Never especially nocturnal, I became intimate with the moon when I became a mother. The moon hovering outside of the hospital window on the night my twins were born. The moon carving a January city out of ice. How thin and sharp is the moon tonight! wrote Langston Hughes. The moon companioning the babies for whom falling asleep felt like death, the fear of which they articulated by screaming. Goodnight, moon, I said aloud, talking to the moon, because the book I was reading my daughters made me. Like the moon, my daughters and I grew older. In stories, the moon we spoke to became a moon that responded. Where are you going and what do you wish? the old moon asked, inviting destination and desire into our discourse. We’re going to the park, my daughters said. We’re walking to the grocery store, my daughters said. The moon listening as they wished for a cat or a baby. The moon lingering flimsily in a corner of the sky, following our car to preschool. Moon, go to sleep. It’s not your work time, my daughter said. The moon drifting over the billboards advertising Google Fiber, breast augmentation, and a cocktail in a can. The moon skimming the live oaks. The moon rhyming with spoon, loon, tune, and soon. The moon my daughters could read if it appeared in a book. The moon my daughters could write if they held a marker. I worried the moon was stretching itself thin. Art thou pale for weariness / Of climbing heaven and gazing on the earth? Percy Bysshe Shelley asked. With how sad steps, O moon, thou climb’st the skies!, Sir Philip Sidney exclaimed. Then came November 9, 2016. Mama, why are you sad? my daughters asked. Then, days later, came the big, bright supermoon compelling all of us into the night. For the first time it met my eyes as a globe, Eudora Welty recalled, thinking of a time when she was six. The word ‘moon’ came into my mouth as though fed to me out of a silver spoon. Held in my mouth the moon became a word. My daughters said the word out loud as we walked through the streets of our neighborhood, and I did too, over and over, because the moon had taught us to say things out loud, even when the darkness suggested otherwise.

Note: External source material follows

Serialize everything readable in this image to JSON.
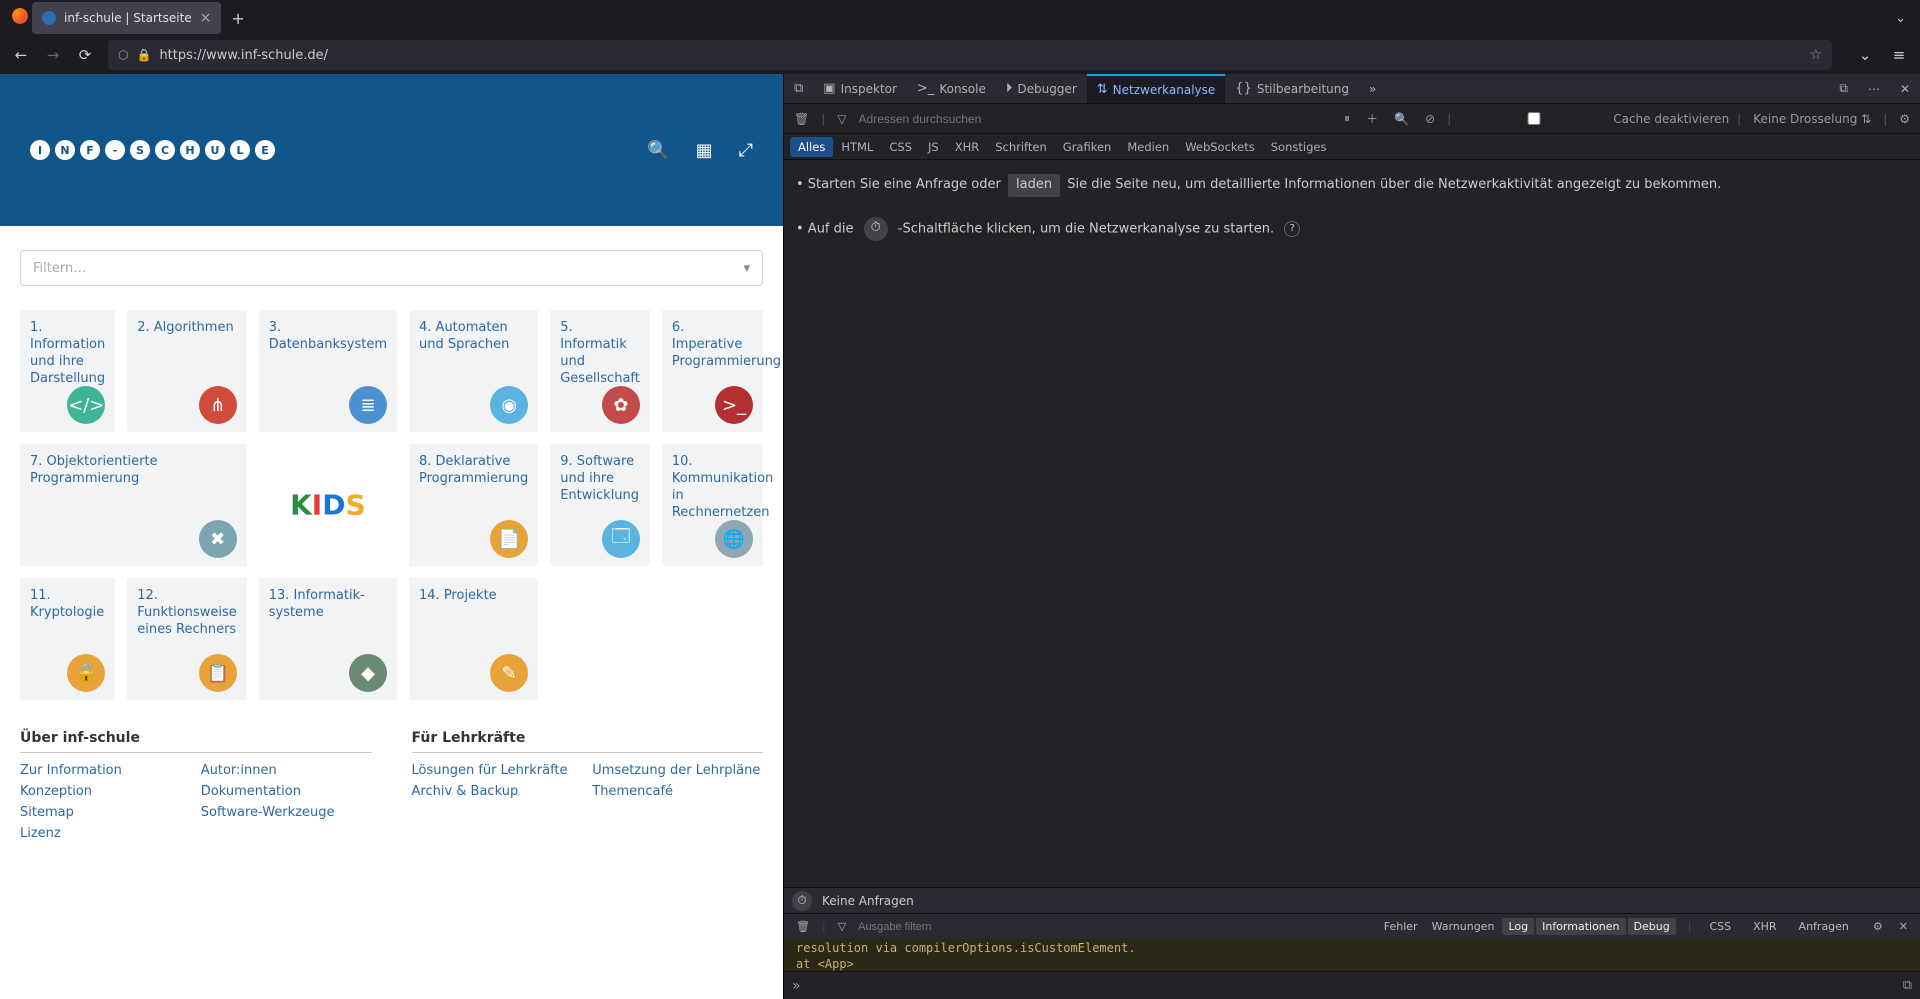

When I Was Thoreau at Night
I covered my head so as to better
hide from men and see the moon, with whom
I carried on a conversation that illuminated
like lantern-swing, iterating and reiterating trees.

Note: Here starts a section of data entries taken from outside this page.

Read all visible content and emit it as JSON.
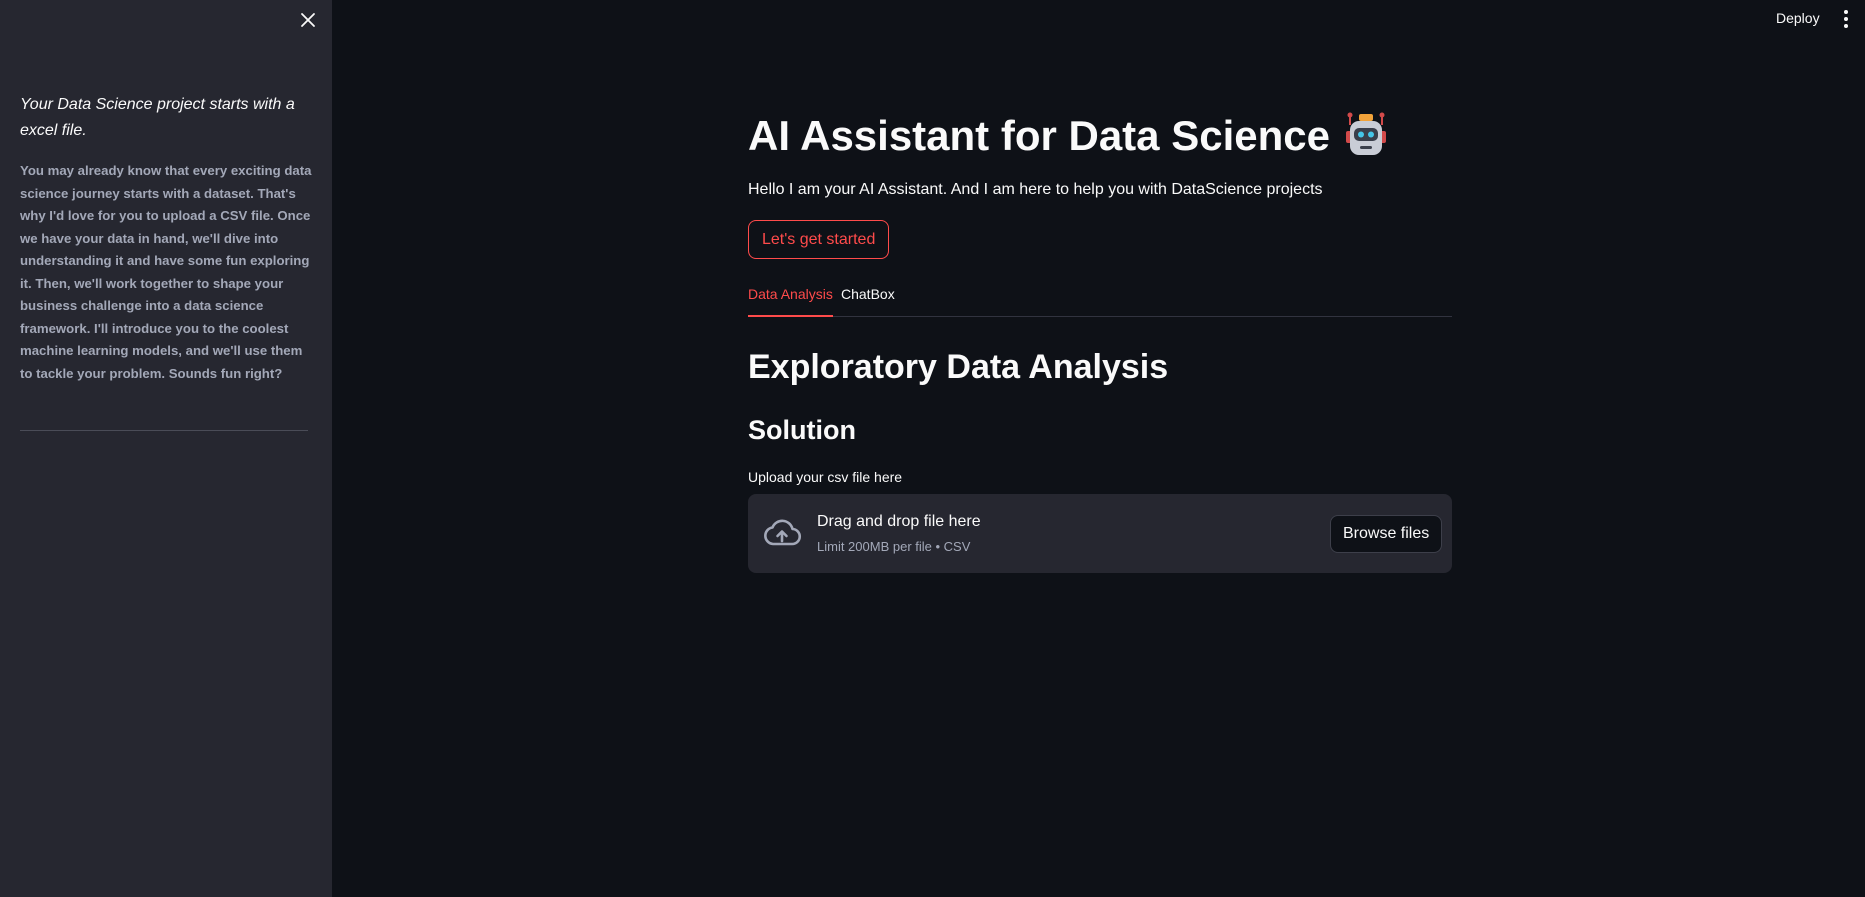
{
  "sidebar": {
    "title": "Your Data Science project starts with a excel file.",
    "body": "You may already know that every exciting data science journey starts with a dataset. That's why I'd love for you to upload a CSV file. Once we have your data in hand, we'll dive into understanding it and have some fun exploring it. Then, we'll work together to shape your business challenge into a data science framework. I'll introduce you to the coolest machine learning models, and we'll use them to tackle your problem. Sounds fun right?",
    "close_icon": "close-icon"
  },
  "topbar": {
    "deploy_label": "Deploy",
    "menu_icon": "more-vertical-icon"
  },
  "main": {
    "title": "AI Assistant for Data Science",
    "title_icon": "robot-icon",
    "intro": "Hello I am your AI Assistant. And I am here to help you with DataScience projects",
    "start_button_label": "Let's get started",
    "tabs": [
      {
        "label": "Data Analysis",
        "active": true
      },
      {
        "label": "ChatBox",
        "active": false
      }
    ],
    "section_title": "Exploratory Data Analysis",
    "subsection_title": "Solution",
    "uploader": {
      "label": "Upload your csv file here",
      "drop_title": "Drag and drop file here",
      "limit_text": "Limit 200MB per file • CSV",
      "browse_label": "Browse files",
      "icon": "cloud-upload-icon"
    }
  },
  "colors": {
    "background": "#0e1117",
    "sidebar": "#262730",
    "accent": "#ff4b4b",
    "text": "#fafafa",
    "muted": "#a3a8b8"
  }
}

I asked What is my wild original?
The moon said You dream me.
Underfoot, aromatic crush.
I said I marry you. The moon said You cannot husband me.
Overhead, darkness circuited through
its diamond guides. If I were lonely, I loved loneliness.
If I were hungry, I ate battered apples. One star said Pilgrim.
One star said Peregrine. Peregrine. The name
of the first English child born in the brackish
New World. How I envied him, crying into
the wilderness with a name meaning wanderer.
My name seemed tame. How I hoped the farmers
would not find me in this woods, wearing this dress.
I asked the stars Will you be my jewelry?
The stars said Follow us. They drew me deep
into the disheveled spruces to introduce myself
to loss. My fields were ill. They weren’t my fields.
My trees were being killed. They weren’t my trees.
I was nervous that this natural world would see
that I was filthy-footed in silk, a woman
pretending to be the man
to trip a pyrotechnic grace. Oh yes,
I wanted the world to be wild again. I believed
I might hold weather in my hands
and mend it. The night was finite, or infinite.
Expending my expiring decadence in modern
thirst, I tempted biography to invent me.
Weird nun in the night garden, I dipped my face,
yes, my face, in every honeyed pond and could not drink.
CECILY PARKS is author of the poetry chapbook Cold Work, as well as the collections Field Folly Snow and O’Nights. She edited the anthology The Echoing Green: Poems of Fields, Meadows, and Grasses . Her essays on poetry and the natural world appear in ISLE: Interdisciplinary Studies in Literature and Environment, The Emily Dickinson Journal, and The Los Angeles Review of Books. The recipient of a Pushcart Prize, she teaches in the MFA Program at Texas State University.